━━ DATA SHOWN ━━
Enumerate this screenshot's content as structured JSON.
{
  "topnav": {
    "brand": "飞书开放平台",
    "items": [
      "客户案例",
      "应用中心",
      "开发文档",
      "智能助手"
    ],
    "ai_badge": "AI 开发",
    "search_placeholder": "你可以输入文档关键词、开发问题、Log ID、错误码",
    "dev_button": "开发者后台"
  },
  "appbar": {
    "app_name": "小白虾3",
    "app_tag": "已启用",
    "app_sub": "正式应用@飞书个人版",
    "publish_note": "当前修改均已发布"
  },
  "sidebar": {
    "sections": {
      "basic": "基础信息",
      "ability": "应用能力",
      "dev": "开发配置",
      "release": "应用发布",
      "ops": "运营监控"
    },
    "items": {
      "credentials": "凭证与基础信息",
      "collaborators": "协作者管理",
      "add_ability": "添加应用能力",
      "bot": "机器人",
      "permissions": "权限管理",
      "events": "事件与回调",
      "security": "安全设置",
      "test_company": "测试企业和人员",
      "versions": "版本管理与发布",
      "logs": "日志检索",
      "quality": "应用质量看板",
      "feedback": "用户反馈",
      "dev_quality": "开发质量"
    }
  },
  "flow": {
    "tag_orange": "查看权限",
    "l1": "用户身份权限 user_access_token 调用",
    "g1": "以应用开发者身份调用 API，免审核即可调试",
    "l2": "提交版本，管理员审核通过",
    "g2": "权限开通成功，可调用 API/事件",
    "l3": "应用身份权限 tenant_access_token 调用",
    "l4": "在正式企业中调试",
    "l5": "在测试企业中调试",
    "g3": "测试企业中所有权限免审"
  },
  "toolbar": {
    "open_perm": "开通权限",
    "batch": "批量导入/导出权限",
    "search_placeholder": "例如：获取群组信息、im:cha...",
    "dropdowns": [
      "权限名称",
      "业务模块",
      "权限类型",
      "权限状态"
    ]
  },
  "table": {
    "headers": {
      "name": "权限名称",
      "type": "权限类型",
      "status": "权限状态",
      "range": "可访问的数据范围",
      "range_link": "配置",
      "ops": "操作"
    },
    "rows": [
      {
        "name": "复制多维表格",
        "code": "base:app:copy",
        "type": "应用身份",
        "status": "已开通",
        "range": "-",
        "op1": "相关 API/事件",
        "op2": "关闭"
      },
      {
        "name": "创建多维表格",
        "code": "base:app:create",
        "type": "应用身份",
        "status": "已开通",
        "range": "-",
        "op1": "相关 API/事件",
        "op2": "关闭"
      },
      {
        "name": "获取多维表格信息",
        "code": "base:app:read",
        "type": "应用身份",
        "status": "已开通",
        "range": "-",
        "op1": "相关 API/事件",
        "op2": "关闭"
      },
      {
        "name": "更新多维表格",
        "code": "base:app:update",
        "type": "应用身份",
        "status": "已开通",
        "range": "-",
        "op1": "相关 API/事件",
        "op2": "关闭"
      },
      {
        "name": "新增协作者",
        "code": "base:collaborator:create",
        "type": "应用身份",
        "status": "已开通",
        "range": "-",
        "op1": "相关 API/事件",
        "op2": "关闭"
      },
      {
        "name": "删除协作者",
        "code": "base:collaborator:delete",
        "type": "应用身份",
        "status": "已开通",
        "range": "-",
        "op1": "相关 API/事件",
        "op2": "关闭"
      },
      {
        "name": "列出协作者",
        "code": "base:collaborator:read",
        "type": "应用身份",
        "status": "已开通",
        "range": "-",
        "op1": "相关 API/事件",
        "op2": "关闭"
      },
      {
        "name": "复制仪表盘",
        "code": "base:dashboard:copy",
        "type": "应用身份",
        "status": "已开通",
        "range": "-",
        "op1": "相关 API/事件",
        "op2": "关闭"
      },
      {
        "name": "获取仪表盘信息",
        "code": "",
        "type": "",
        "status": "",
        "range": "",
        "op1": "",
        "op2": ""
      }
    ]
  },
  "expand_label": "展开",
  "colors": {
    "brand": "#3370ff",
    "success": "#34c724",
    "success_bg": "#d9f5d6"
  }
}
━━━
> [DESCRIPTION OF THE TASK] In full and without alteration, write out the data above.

> [ANSWER TO THIS TASK]
Enumerate this screenshot's content as structured JSON.
{
  "topnav": {
    "brand": "飞书开放平台",
    "items": [
      "客户案例",
      "应用中心",
      "开发文档",
      "智能助手"
    ],
    "ai_badge": "AI 开发",
    "search_placeholder": "你可以输入文档关键词、开发问题、Log ID、错误码",
    "dev_button": "开发者后台"
  },
  "appbar": {
    "app_name": "小白虾3",
    "app_tag": "已启用",
    "app_sub": "正式应用@飞书个人版",
    "publish_note": "当前修改均已发布"
  },
  "sidebar": {
    "sections": {
      "basic": "基础信息",
      "ability": "应用能力",
      "dev": "开发配置",
      "release": "应用发布",
      "ops": "运营监控"
    },
    "items": {
      "credentials": "凭证与基础信息",
      "collaborators": "协作者管理",
      "add_ability": "添加应用能力",
      "bot": "机器人",
      "permissions": "权限管理",
      "events": "事件与回调",
      "security": "安全设置",
      "test_company": "测试企业和人员",
      "versions": "版本管理与发布",
      "logs": "日志检索",
      "quality": "应用质量看板",
      "feedback": "用户反馈",
      "dev_quality": "开发质量"
    }
  },
  "flow": {
    "tag_orange": "查看权限",
    "l1": "用户身份权限 user_access_token 调用",
    "g1": "以应用开发者身份调用 API，免审核即可调试",
    "l2": "提交版本，管理员审核通过",
    "g2": "权限开通成功，可调用 API/事件",
    "l3": "应用身份权限 tenant_access_token 调用",
    "l4": "在正式企业中调试",
    "l5": "在测试企业中调试",
    "g3": "测试企业中所有权限免审"
  },
  "toolbar": {
    "open_perm": "开通权限",
    "batch": "批量导入/导出权限",
    "search_placeholder": "例如：获取群组信息、im:cha...",
    "dropdowns": [
      "权限名称",
      "业务模块",
      "权限类型",
      "权限状态"
    ]
  },
  "table": {
    "headers": {
      "name": "权限名称",
      "type": "权限类型",
      "status": "权限状态",
      "range": "可访问的数据范围",
      "range_link": "配置",
      "ops": "操作"
    },
    "rows": [
      {
        "name": "复制多维表格",
        "code": "base:app:copy",
        "type": "应用身份",
        "status": "已开通",
        "range": "-",
        "op1": "相关 API/事件",
        "op2": "关闭"
      },
      {
        "name": "创建多维表格",
        "code": "base:app:create",
        "type": "应用身份",
        "status": "已开通",
        "range": "-",
        "op1": "相关 API/事件",
        "op2": "关闭"
      },
      {
        "name": "获取多维表格信息",
        "code": "base:app:read",
        "type": "应用身份",
        "status": "已开通",
        "range": "-",
        "op1": "相关 API/事件",
        "op2": "关闭"
      },
      {
        "name": "更新多维表格",
        "code": "base:app:update",
        "type": "应用身份",
        "status": "已开通",
        "range": "-",
        "op1": "相关 API/事件",
        "op2": "关闭"
      },
      {
        "name": "新增协作者",
        "code": "base:collaborator:create",
        "type": "应用身份",
        "status": "已开通",
        "range": "-",
        "op1": "相关 API/事件",
        "op2": "关闭"
      },
      {
        "name": "删除协作者",
        "code": "base:collaborator:delete",
        "type": "应用身份",
        "status": "已开通",
        "range": "-",
        "op1": "相关 API/事件",
        "op2": "关闭"
      },
      {
        "name": "列出协作者",
        "code": "base:collaborator:read",
        "type": "应用身份",
        "status": "已开通",
        "range": "-",
        "op1": "相关 API/事件",
        "op2": "关闭"
      },
      {
        "name": "复制仪表盘",
        "code": "base:dashboard:copy",
        "type": "应用身份",
        "status": "已开通",
        "range": "-",
        "op1": "相关 API/事件",
        "op2": "关闭"
      },
      {
        "name": "获取仪表盘信息",
        "code": "",
        "type": "",
        "status": "",
        "range": "",
        "op1": "",
        "op2": ""
      }
    ]
  },
  "expand_label": "展开",
  "colors": {
    "brand": "#3370ff",
    "success": "#34c724",
    "success_bg": "#d9f5d6"
  }
}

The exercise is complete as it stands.